Thirty years ago, the U.S. Supreme Court held in the landmark case of Meritor Savings Bank v. Vinson that workplace harassment was an actionable form of discrimination prohibited by Title VII of the Civil Rights Act of 1964. Several examples of common harassment and discrimination that take place in the workplace are sexual harassment, pregnancy discrimination, racial discrimination, and age discrimination (under the Age Discrimination in Employment Act or ADEA). Recently, the EEOC issued a report encouraging employers to be more proactive in preventing workplace harassment.
In January 2015, the Equal Employment Opportunity Commission created a Select Task Force on the Study of Harassment in the Workplace (“Select Task Force”). This Select Task Force spent 18 months examining the myriad and complex issues associated with harassment in the workplace. In June 2016, the Select Task Force published its findings. The report calls for employers to “reboot” workplace harassment prevention methods. The report also outlines statistics, risks and administrative recommendations.
The study encourages employers to assess their workplaces for the risks associated with harassment, survey employees. Further, the report urges employers to hold accountable managers and supervisors for preventing and reacting to grievances while also actively promoting diversity.
Interestingly, the report also states that employers should be wary of “zero tolerance” anti-harassment policies that are used as a one-size fits all model. Rather, any discipline that might result from such policy violations should be proportionate to the offense.
Additionally, the report finds that employers should also consider including a social media policy that ties into their anti-harassment policies. The downside to this however is that the National Labor Relations Board has released guidelines on drafting and updating social media policies. Some cases have held that such a policy may violate an employee’s right to engage in protected concerted activity.
In conclusion, the findings state that the name of the game is truly harassment prevention. This may prove challenging as labor and employment laws are not logical and often do not follow common sense. To this end, seeking experienced legal counsel is critical.
Should you have questions, or wish to seek counsel, call Gilbert Law Group today at (631)630-0100.

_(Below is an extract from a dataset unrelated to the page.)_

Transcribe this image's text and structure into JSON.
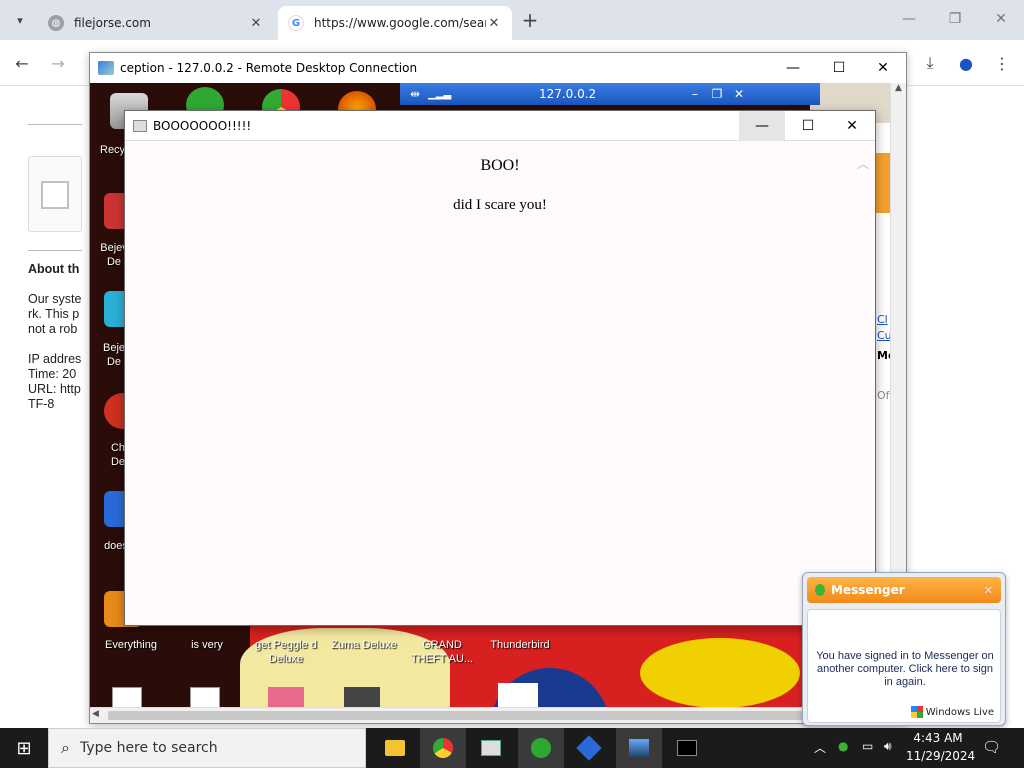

On April 30, 2015, the National Labor Relations Board handed down a decision which expanded upon a prior theory of protected concerted activity. It had already expanded the concept of protected concerted activity in the past by classifying communications which are “inherently concerted” despite not being designed to engender “group action.” This case was brought before the Board as a result of an employee being terminated after discussing her job security with another employee.
The concept of protected concerted activity gives employees the right to act together to try to improve their pay and working conditions, with or without a union. If employees are fired, suspended, or otherwise penalized for taking part in protected group activity, the National Labor Relations Board will fight to restore what was unlawfully taken away. Historically this concept as only applied to group action.
In Sabo, Inc., however, the Board determined that the discussion between the two employees was “inherently concerted” because job security “[is] a vital term and condition of employment and the ‘grist on which concerted activity feeds’” and concerns about job security have a powerful impact on the rest of a work force and are protected whether or not engaged in for the purpose of inducing group action. In the past, only such communications regarding wages were extended this protection. Now it is extended to job security. Employers should anticipate that the current Board will find other subjects of concern to employees to be likewise protected.
Should you be experiencing an issue involving protected concerted activity, call Gilbert Law Group today.